The nice thing about this work breakdown structure is that you can set it up in the planning, you can always expand it downwards and go one level deeper at every single point. Since you will not work through the work breakdown structure alone at large events and will probably even outsource some tasks, this is exactly where the work breakdown structure shows its strengths.Give a point in the work breakdown structure to an employee and ask them to work out the planning of the point and to implement it after you have approved it. The following graphic shows how a point can be worked out based on the speaker in the area of ​​entertainment.

The great advantage of this deepening of the work breakdown structure is that individual parts of the lowest level can now also be passed on to different locations during execution. For example, the contractual information can be handed over to the legal department when the speaker is booked, or the payment can be sent to accounting. This is clearly laid out in the work breakdown structure and clearly recognizable for everyone.

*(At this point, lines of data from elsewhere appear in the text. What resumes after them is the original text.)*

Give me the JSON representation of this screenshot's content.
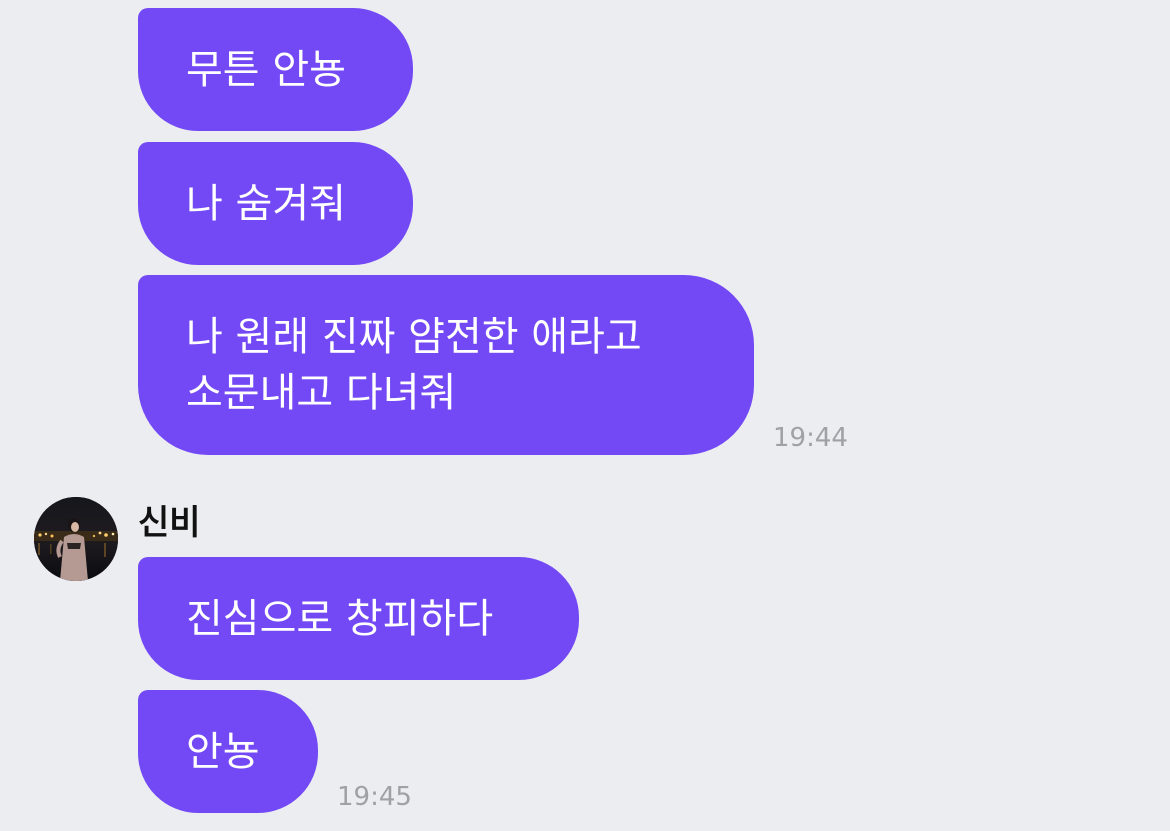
{
  "messages_group_1": [
    {
      "lines": [
        "무튼 안뇽"
      ]
    },
    {
      "lines": [
        "나 숨겨줘"
      ]
    },
    {
      "lines": [
        "나 원래 진짜 얌전한 애라고",
        "소문내고 다녀줘"
      ]
    }
  ],
  "group_1_time": "19:44",
  "sender": {
    "name": "신비",
    "avatar_icon": "profile-photo"
  },
  "messages_group_2": [
    {
      "lines": [
        "진심으로 창피하다"
      ]
    },
    {
      "lines": [
        "안뇽"
      ]
    }
  ],
  "group_2_time": "19:45",
  "colors": {
    "background": "#ECEDF1",
    "bubble": "#7349F5",
    "bubble_text": "#FFFFFF",
    "timestamp": "#A0A1A6",
    "sender_name": "#111111"
  }
}
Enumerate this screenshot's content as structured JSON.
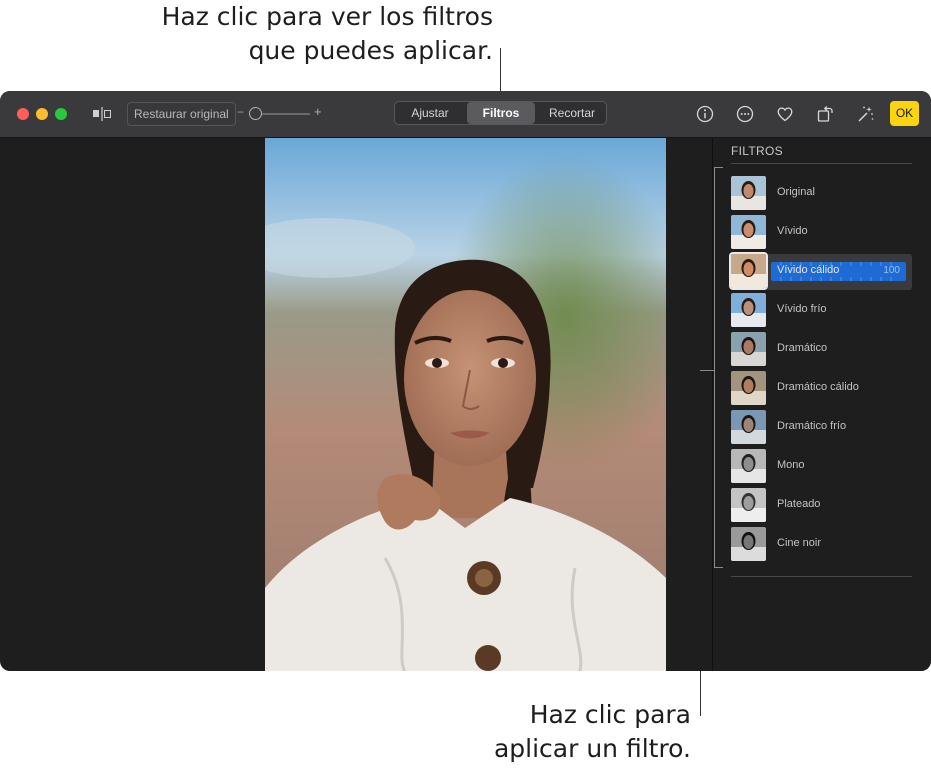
{
  "callouts": {
    "top_line1": "Haz clic para ver los filtros",
    "top_line2": "que puedes aplicar.",
    "bottom_line1": "Haz clic para",
    "bottom_line2": "aplicar un filtro."
  },
  "toolbar": {
    "restore_label": "Restaurar original",
    "zoom_minus": "−",
    "zoom_plus": "+",
    "tabs": [
      "Ajustar",
      "Filtros",
      "Recortar"
    ],
    "active_tab": "Filtros",
    "ok_label": "OK",
    "icons": [
      "compare-icon",
      "info-icon",
      "more-icon",
      "heart-icon",
      "rotate-icon",
      "magic-wand-icon"
    ]
  },
  "sidebar": {
    "title": "FILTROS",
    "filters": [
      "Original",
      "Vívido",
      "Vívido cálido",
      "Vívido frío",
      "Dramático",
      "Dramático cálido",
      "Dramático frío",
      "Mono",
      "Plateado",
      "Cine noir"
    ],
    "selected": "Vívido cálido",
    "selected_intensity": "100"
  },
  "colors": {
    "accent": "#1f6bd6",
    "ok_button": "#f9d40f",
    "toolbar": "#3a3a3c",
    "window_bg": "#1e1e1e"
  }
}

Why all this, one might ask now. Fortunately, I can give you more than one answer to that, because a structured approach to corporate event management brings advantages on many levels. First of all, a corporate event can no longer be viewed as a one-time thing these days. With a structured system, you, as well as your employees and partners, can learn from event to event, identify problems and continuously improve.

In addition, it is not advantageous for a company if knowledge is tied to just one person. Of course, it can work perfectly for 15 years if an event is planned by a person without a special structure, but at the latest when this person leaves the company, the knowledge is lost and the process starts all over again. With a structured plan, the knowledge gained can be passed on in a simple and easy-to-understand manner.

Responsibility is perfectly assignable in structured planning and you can be accountable to superiors or customers at any time in the project.

In addition, a well-planned event is always less stressful for the event planner, because the chance of forgetting something important is almost zero and you are well prepared for unforeseen events that occur at every event.


William O'Toole & Phyllis Mikolaitis: Corporate Event Project Management. John Wiley & Sons, Inc. 2002